Saved data entries
■ ■ ■ ■ ■

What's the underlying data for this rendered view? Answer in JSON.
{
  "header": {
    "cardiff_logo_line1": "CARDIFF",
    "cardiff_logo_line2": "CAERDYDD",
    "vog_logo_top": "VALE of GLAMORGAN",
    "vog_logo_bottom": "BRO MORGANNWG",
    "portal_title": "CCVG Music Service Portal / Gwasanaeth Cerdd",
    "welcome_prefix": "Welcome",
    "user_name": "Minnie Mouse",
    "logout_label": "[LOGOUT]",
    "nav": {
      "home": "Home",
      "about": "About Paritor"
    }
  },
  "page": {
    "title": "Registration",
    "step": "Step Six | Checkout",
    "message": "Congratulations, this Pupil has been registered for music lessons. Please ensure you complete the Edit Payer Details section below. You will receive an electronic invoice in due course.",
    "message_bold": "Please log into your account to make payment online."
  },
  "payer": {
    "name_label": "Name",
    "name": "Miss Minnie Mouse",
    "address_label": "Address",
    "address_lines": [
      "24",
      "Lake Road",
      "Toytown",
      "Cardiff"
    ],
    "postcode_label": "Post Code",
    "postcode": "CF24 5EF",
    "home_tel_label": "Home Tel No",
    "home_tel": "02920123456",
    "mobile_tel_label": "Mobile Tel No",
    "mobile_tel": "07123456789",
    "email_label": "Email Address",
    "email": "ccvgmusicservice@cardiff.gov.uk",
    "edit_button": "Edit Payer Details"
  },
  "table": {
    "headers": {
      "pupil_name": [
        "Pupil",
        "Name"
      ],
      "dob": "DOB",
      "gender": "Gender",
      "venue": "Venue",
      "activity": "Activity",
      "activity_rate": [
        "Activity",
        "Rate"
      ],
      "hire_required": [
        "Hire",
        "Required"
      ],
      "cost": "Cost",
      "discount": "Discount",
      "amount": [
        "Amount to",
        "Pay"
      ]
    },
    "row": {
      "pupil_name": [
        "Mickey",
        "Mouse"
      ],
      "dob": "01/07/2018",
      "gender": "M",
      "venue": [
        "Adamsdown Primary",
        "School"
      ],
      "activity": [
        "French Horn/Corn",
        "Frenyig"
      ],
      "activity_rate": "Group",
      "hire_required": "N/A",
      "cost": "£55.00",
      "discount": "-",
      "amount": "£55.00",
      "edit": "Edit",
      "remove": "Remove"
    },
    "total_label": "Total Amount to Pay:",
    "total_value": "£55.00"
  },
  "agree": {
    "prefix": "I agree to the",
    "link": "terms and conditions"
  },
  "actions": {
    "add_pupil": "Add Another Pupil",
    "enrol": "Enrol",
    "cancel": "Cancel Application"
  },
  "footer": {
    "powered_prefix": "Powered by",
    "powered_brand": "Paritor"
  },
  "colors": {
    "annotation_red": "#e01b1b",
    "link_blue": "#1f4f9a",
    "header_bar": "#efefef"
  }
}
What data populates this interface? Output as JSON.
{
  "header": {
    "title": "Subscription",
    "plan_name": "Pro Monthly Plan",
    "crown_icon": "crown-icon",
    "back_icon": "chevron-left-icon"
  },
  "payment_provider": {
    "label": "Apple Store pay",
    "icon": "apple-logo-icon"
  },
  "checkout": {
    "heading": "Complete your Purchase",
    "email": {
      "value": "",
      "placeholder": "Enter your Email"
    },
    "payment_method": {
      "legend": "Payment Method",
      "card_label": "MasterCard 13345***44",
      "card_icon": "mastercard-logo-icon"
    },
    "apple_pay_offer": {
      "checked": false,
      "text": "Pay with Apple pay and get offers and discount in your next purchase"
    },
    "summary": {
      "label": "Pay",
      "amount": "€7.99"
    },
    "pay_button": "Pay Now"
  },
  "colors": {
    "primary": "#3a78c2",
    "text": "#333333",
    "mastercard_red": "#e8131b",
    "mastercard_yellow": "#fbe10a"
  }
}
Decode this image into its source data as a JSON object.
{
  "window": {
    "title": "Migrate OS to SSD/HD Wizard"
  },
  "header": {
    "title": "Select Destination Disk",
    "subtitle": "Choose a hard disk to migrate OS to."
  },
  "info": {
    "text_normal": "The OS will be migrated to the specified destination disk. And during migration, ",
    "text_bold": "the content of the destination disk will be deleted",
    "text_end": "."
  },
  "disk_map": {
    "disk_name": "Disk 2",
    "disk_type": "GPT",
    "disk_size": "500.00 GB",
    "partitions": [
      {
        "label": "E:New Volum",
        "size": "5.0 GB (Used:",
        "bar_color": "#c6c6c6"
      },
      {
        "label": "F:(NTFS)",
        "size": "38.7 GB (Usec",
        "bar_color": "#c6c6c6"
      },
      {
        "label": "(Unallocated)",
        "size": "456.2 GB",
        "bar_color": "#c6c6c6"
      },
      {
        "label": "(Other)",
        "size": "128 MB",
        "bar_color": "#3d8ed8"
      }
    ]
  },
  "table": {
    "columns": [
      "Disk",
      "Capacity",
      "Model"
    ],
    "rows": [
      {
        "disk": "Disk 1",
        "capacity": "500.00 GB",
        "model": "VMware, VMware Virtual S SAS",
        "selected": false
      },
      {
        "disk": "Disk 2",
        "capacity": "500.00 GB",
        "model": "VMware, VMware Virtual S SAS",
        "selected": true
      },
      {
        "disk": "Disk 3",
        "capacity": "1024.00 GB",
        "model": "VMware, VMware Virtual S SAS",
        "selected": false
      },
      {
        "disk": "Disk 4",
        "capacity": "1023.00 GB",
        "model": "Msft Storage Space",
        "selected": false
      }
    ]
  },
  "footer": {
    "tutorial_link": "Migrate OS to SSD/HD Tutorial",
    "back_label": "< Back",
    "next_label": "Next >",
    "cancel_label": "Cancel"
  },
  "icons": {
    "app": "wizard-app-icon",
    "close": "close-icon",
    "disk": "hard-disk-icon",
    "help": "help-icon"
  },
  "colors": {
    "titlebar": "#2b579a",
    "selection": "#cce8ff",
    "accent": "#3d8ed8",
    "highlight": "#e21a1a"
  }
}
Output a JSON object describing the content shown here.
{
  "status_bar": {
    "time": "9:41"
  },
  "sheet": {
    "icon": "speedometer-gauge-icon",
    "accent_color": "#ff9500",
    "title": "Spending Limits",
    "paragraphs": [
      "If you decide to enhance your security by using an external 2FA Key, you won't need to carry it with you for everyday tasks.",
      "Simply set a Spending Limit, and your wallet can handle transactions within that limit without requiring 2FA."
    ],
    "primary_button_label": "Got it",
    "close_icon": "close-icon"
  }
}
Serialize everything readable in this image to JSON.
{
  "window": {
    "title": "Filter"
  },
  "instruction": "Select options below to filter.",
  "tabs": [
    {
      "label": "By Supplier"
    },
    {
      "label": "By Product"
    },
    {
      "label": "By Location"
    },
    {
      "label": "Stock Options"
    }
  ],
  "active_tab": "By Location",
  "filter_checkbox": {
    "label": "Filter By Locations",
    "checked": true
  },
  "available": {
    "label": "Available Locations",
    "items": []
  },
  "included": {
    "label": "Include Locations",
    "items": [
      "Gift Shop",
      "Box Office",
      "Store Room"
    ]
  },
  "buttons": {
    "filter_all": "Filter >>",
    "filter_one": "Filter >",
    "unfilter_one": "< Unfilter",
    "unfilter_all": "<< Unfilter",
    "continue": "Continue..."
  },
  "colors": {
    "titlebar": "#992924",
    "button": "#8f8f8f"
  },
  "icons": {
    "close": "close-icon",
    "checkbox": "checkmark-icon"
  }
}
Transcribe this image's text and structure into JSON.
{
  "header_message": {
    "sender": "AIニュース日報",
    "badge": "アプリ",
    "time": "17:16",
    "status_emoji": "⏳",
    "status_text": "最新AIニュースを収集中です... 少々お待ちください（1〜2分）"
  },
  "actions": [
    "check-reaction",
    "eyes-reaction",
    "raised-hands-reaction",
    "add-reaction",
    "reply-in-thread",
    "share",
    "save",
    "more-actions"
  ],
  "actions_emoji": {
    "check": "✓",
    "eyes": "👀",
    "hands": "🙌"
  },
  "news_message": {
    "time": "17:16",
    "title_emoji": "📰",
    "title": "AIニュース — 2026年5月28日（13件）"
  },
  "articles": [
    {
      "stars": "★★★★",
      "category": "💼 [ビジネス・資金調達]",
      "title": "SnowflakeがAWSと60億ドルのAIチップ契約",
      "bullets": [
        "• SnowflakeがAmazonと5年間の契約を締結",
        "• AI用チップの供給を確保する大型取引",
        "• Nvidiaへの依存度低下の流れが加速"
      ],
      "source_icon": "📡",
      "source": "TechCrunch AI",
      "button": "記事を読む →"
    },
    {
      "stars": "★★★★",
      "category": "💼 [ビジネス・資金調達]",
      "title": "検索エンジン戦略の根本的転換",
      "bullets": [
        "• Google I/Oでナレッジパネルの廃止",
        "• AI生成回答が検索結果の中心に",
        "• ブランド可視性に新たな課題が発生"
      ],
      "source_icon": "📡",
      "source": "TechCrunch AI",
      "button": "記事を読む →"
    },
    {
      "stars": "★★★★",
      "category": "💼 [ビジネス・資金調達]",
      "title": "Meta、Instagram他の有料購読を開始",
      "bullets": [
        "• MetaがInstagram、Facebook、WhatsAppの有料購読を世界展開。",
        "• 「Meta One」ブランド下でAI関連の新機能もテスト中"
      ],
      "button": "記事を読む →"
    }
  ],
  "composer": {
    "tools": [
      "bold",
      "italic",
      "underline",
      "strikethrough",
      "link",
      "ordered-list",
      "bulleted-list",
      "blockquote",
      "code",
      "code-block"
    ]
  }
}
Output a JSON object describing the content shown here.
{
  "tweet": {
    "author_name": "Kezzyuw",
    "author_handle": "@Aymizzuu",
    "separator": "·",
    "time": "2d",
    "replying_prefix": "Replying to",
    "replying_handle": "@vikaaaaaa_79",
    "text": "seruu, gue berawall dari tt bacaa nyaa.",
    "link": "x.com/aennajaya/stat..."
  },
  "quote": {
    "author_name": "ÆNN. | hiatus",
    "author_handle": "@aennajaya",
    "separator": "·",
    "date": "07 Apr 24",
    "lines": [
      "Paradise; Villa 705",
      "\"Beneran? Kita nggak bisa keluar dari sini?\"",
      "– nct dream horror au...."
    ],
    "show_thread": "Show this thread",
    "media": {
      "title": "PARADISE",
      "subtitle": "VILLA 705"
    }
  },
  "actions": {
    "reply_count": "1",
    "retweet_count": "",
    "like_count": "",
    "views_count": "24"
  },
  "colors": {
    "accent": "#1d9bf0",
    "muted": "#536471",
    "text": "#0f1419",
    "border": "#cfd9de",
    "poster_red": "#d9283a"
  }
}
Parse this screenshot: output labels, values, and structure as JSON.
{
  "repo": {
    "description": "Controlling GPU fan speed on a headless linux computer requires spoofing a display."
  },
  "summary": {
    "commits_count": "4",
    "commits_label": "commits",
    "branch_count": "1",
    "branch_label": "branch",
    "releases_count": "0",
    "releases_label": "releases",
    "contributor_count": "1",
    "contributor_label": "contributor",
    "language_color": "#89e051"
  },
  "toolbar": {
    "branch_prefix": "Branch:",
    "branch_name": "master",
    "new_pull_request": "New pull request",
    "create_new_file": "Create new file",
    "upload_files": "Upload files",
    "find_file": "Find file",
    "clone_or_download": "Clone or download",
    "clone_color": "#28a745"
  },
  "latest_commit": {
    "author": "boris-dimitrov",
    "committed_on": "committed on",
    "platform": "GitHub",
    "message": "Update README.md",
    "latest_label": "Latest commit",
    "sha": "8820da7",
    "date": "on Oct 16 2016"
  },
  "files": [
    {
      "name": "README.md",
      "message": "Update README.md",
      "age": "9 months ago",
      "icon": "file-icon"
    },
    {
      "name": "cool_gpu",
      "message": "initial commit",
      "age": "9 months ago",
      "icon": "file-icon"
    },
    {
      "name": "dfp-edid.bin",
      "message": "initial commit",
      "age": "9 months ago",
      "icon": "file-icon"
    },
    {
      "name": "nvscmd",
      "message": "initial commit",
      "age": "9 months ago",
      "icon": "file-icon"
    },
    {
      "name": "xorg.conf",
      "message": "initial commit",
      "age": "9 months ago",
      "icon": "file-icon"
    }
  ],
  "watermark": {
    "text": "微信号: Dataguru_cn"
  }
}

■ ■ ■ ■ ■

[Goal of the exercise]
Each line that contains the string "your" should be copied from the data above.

[Expected answer]
    "message_bold": "Please log into your account to make payment online."
    "heading": "Complete your Purchase",
      "placeholder": "Enter your Email"
      "text": "Pay with Apple pay and get offers and discount in your next purchase"
      "If you decide to enhance your security by using an external 2FA Key, you won't need to carry it with you for everyday tasks.",
      "Simply set a Spending Limit, and your wallet can handle transactions within that limit without requiring 2FA."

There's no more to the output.